The Next Chapter

Joseph Kertes's novel Last Impressions is an ode to his father and his immigrant experience

The Toronto writer, who escaped from Hungary with his family to Canada after the revolution of 1956, talks about writing a novel about his father's lived experiences.
Last Impressions is a novel by Joseph Kertes. (Sinisa Jolic/CBC)

This segment originally aired on Oct. 31, 2020.

Toronto writer Joseph Kertes is the author of four novels and two children's books. His first novel, Winter Tulips, received the Stephen Leacock Medal for Humour in 1989. In 2010, Kertes made the shortlist for the CBC Creative Nonfiction Prize for his essay Records. His novel The Afterlife of Stars was a finalist for the 2016 Vine Award. 

The Toronto writer escaped from Hungary with his family to Canada after the revolution of 1956. In his latest novel, Last Impressions, Kertes explores his father's life through the fictional protagonist Zoltan Beck, the head of a family marked by war and tragedy for decades.

He spoke to The Next Chapter about writing Last Impressions.

Larger than life

"My father was an inspiration for this book. He's a larger-than-life character. My two brothers and I often found him very funny because he had this fantastic lack of self-awareness. Yet he was very bright.

My father was an inspiration for this book. He's a larger-than-life character.

"He was the guy who read 10 books a week in English, although he was Hungarian. My father inspired the writing of this book." 

Writing about my father

"This is my seventh published book. When I started this book, my father said to me, 'I hope you're not writing another book about me.' And I said, 'No, of course not.' 

One of the reasons I write is to get deeper into a subject, to revisit a subject or to live those days again — and to go to places I could not have gone in real life, like back to Hungary with my father.

"This book is entirely about him. So it was funny to do. But also there's something really quite sad about him. He had such a sad background, a sad upbringing. And so I wanted to explore that, too.

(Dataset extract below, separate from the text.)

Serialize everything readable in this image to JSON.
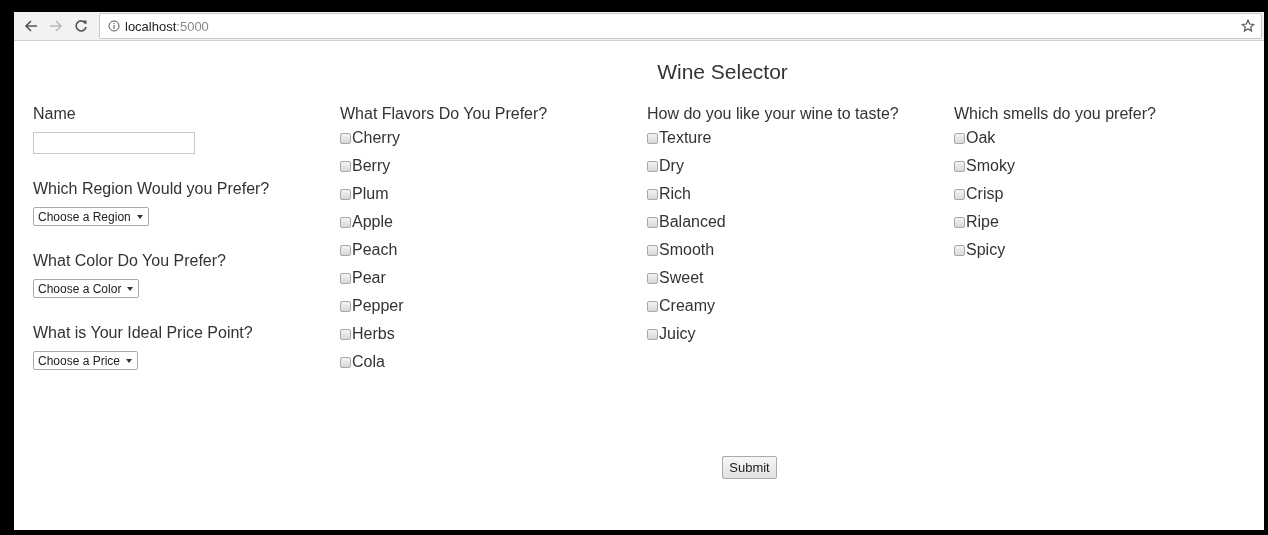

There's an underlying tragedy that I wanted to visit. 

"One of the reasons I write is to get deeper into a subject, to revisit a subject or to live those days again — and to go to places I could not have gone in real life, like back to Hungary with my father." 

Joseph Kertes's comments have been edited for length and clarity.

Add some “good” to your morning and evening.

A variety of newsletters you'll love, delivered straight to you.

Sign up now

Comments

To encourage thoughtful and respectful conversations, first and last names will appear with each submission to CBC/Radio-Canada's online communities (except in children and youth-oriented communities). Pseudonyms will no longer be permitted.

By submitting a comment, you accept that CBC has the right to reproduce and publish that comment in whole or in part, in any manner CBC chooses. Please note that CBC does not endorse the opinions expressed in comments. Comments on this story are moderated according to our Submission Guidelines. Comments are welcome while open. We reserve the right to close comments at any time.

Become a CBC Member

Join the conversation  Create account

Already have an account?

now